After passing the symbolic €10 million sales mark and hiring its 100th employee, Famoco, France’s leading provider of secure professional devices, is positioned for growth and is opening its first office in Africa – in Abidjan, Ivory Coast. This fifth international opening marks the company’s plans for rapid expansion, particularly in Africa, to be closer to clients, including Orange, to provide them with the best possible service. The company also recently appointed a permanent representative in East Africa, in Nairobi, Kenya, and plans to attend the ID4Africa Annual Meeting in Nigeria from April 24th to 26th.
With the opening of an office in Ivory Coast to cover the African continent, Famoco is pursuing its international development strategy to increase client contact opportunities, monitor projects already in progress and launch new ones. The new office will be managed by Olivier Cechura, General Manager Africa. Former marketing director and African business ecosystem specialist, he was among the first to believe in Famoco’s vision and helped its founders set up the company. This appointment underlines the strategic importance of Africa for the start-up.

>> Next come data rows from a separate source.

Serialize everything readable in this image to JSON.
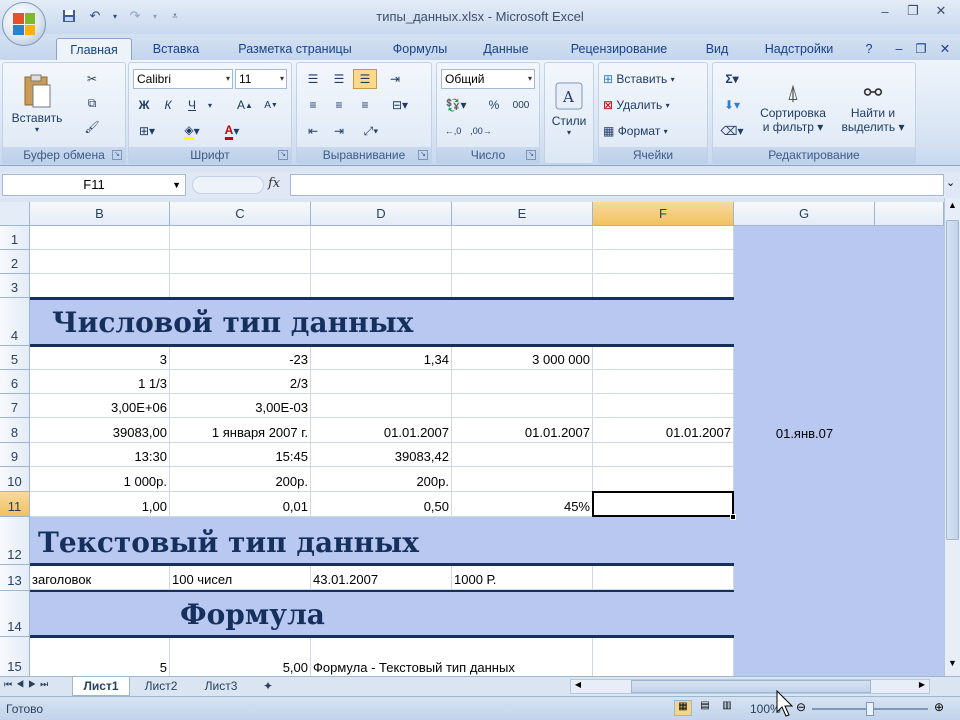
{
  "window": {
    "title": "типы_данных.xlsx - Microsoft Excel"
  },
  "tabs": [
    {
      "label": "Главная",
      "active": true
    },
    {
      "label": "Вставка"
    },
    {
      "label": "Разметка страницы"
    },
    {
      "label": "Формулы"
    },
    {
      "label": "Данные"
    },
    {
      "label": "Рецензирование"
    },
    {
      "label": "Вид"
    },
    {
      "label": "Надстройки"
    }
  ],
  "ribbon": {
    "clipboard": {
      "label": "Буфер обмена",
      "paste": "Вставить"
    },
    "font": {
      "label": "Шрифт",
      "name": "Calibri",
      "size": "11",
      "bold": "Ж",
      "italic": "К",
      "underline": "Ч"
    },
    "alignment": {
      "label": "Выравнивание"
    },
    "number": {
      "label": "Число",
      "format": "Общий"
    },
    "styles": {
      "label": "Стили"
    },
    "cells": {
      "label": "Ячейки",
      "insert": "Вставить",
      "delete": "Удалить",
      "format": "Формат"
    },
    "editing": {
      "label": "Редактирование",
      "sort_line1": "Сортировка",
      "sort_line2": "и фильтр",
      "find_line1": "Найти и",
      "find_line2": "выделить"
    }
  },
  "formula_bar": {
    "name_box": "F11",
    "fx": "fx",
    "content": ""
  },
  "columns": [
    "B",
    "C",
    "D",
    "E",
    "F",
    "G"
  ],
  "rows": [
    "1",
    "2",
    "3",
    "4",
    "5",
    "6",
    "7",
    "8",
    "9",
    "10",
    "11",
    "12",
    "13",
    "14",
    "15"
  ],
  "selected_cell": "F11",
  "headings": {
    "r4": "Числовой тип данных",
    "r12": "Текстовый тип данных",
    "r14": "Формула"
  },
  "cells": {
    "r5": [
      "3",
      "-23",
      "1,34",
      "3 000 000",
      ""
    ],
    "r6": [
      "1 1/3",
      "2/3",
      "",
      "",
      ""
    ],
    "r7": [
      "3,00E+06",
      "3,00E-03",
      "",
      "",
      ""
    ],
    "r8": [
      "39083,00",
      "1 января 2007 г.",
      "01.01.2007",
      "01.01.2007",
      "01.01.2007",
      "01.янв.07"
    ],
    "r9": [
      "13:30",
      "15:45",
      "39083,42",
      "",
      ""
    ],
    "r10": [
      "1 000р.",
      "200р.",
      "200р.",
      "",
      ""
    ],
    "r11": [
      "1,00",
      "0,01",
      "0,50",
      "45%",
      ""
    ],
    "r13": [
      "заголовок",
      "100 чисел",
      "43.01.2007",
      "1000 Р.",
      ""
    ],
    "r15": [
      "5",
      "5,00",
      "Формула - Текстовый тип данных",
      "",
      ""
    ]
  },
  "sheets": [
    {
      "label": "Лист1",
      "active": true
    },
    {
      "label": "Лист2"
    },
    {
      "label": "Лист3"
    }
  ],
  "status": {
    "ready": "Готово",
    "zoom": "100%"
  }
}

In addition, Famoco will be taking part in the ID4Africa Annual Meeting in Abuja, Nigeria, from April 24th to 26th, 2018. IDF4Africa is a tripartite movement with representation from governments, development agencies and industry, focused on identity management matters relevant to Africa. Its annual meeting attended by the authorities, agencies, service providers and experts, is an opportunity for the movement to define the electronic identity development agenda to further the economic and social development in their countries.
A continent digitizing its services
Africa is the continent most affected by banking exclusion. According to World Bank data, in Africa, 66% of adults do not have a bank account. As a result, it is also the continent where digital financial services have grown at the fastest pace. In fact, given the spike in the number of mobile telephone and internet subscribers, entire swathes of the economy will also be affected by the digitization of services, fueling demand for digital security and ID solutions on the African continent.
Major digitization role in West Africa for Famoco
The French start-up’s solutions serve as dedicated professional devices for Orange’s solution, Orange Money, in some 10 African countries, including Ivory Coast, Guinea, Madagascar, Mali, Morocco, Senegal and Tunisia. This service allows 29 million Orange customers to open an account and send money to friends and relatives through tens of thousands of distributors.
The work with Orange in Africa includes equipping its network of agents, particularly in Cameroon, Ivory Coast, Senegal and the Democratic Republic of Congo, with secure devices to sell Orange Services directly on the street. Indeed, in these parts of Africa, the majority of smartphone and SIM card sales are not made in physical shops, but on the street by small traders. To improve the effectiveness of Orange’s distribution network, reduce fraud, theft and data loss, Orange has chosen the Famoco solution to equip its teams in the field and use KYC (“Know Your Customer”) to better understand its customers.
Famoco: emerging player in East Africa
On the other side of Africa, Famoco’s representative in Kenya will develop projects in East Africa and oversee its work with the UN.
In fact, Famoco helps to improve the tracking of some 8 million food assistance beneficiaries. In practical terms, Famoco supplies vulnerable people with personalized and secure food assistance cards to redeem their allowances. The cards are accepted by merchants equipped with dedicated readers and can be used to buy essential items such as food and hygiene and first aid products. A fully secure system, the card prevents people from buying weapons, cigarettes and alcohol. Annual monitoring costs have been cut by 74%, crime reduced and the growth of the informal economy stopped. Furthermore, the savings made have allowed for a 17% rise in the number of people eligible for the program.
 According to the Global Findex, a World Bank Group database, in Africa, 66% adults do not have a bank account, compared with 86% in the Middle East, 54% in South Asia, 49% in Latin America, and 31% Southeast Asia (2014 data).